Find the lines holding the string "WhatsApp" in the data, then copy all of them.
============
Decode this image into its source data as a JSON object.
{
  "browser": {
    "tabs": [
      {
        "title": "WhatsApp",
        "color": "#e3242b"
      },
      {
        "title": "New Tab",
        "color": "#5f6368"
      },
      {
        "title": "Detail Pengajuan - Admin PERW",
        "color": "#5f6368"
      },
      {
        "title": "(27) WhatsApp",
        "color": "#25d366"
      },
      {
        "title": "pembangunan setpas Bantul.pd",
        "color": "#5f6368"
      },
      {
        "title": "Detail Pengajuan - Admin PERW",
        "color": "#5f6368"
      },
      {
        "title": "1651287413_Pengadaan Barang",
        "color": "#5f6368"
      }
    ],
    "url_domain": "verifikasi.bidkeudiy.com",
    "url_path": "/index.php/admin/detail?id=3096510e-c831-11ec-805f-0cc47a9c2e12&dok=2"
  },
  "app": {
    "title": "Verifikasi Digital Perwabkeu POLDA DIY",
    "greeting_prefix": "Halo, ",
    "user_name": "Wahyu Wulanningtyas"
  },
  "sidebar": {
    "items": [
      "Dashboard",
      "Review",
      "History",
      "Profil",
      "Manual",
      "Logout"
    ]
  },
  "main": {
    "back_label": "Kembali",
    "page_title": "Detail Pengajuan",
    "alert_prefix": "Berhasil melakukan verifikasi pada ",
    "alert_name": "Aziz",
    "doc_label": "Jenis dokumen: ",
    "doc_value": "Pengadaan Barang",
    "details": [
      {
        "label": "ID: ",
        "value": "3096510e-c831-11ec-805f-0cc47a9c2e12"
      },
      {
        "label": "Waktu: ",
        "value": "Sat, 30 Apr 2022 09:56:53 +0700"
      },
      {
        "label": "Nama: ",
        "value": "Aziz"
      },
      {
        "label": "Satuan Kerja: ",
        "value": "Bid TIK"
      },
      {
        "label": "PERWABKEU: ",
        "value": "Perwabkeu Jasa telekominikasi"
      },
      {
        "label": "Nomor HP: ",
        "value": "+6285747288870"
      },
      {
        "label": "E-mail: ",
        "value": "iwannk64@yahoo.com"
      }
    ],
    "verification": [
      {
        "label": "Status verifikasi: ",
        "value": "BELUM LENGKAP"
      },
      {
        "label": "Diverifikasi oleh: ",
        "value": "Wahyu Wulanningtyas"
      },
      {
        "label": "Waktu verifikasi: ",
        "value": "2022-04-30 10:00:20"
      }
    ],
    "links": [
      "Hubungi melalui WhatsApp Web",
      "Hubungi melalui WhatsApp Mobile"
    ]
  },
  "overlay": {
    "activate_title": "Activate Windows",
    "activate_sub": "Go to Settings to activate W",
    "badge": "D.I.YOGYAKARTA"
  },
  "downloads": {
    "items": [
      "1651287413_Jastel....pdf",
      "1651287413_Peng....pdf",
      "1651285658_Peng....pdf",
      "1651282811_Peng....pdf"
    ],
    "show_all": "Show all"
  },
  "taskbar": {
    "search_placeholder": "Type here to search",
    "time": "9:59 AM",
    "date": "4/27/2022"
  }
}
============
Task result:
        "title": "WhatsApp",
        "title": "(27) WhatsApp",
      "Hubungi melalui WhatsApp Web",
      "Hubungi melalui WhatsApp Mobile"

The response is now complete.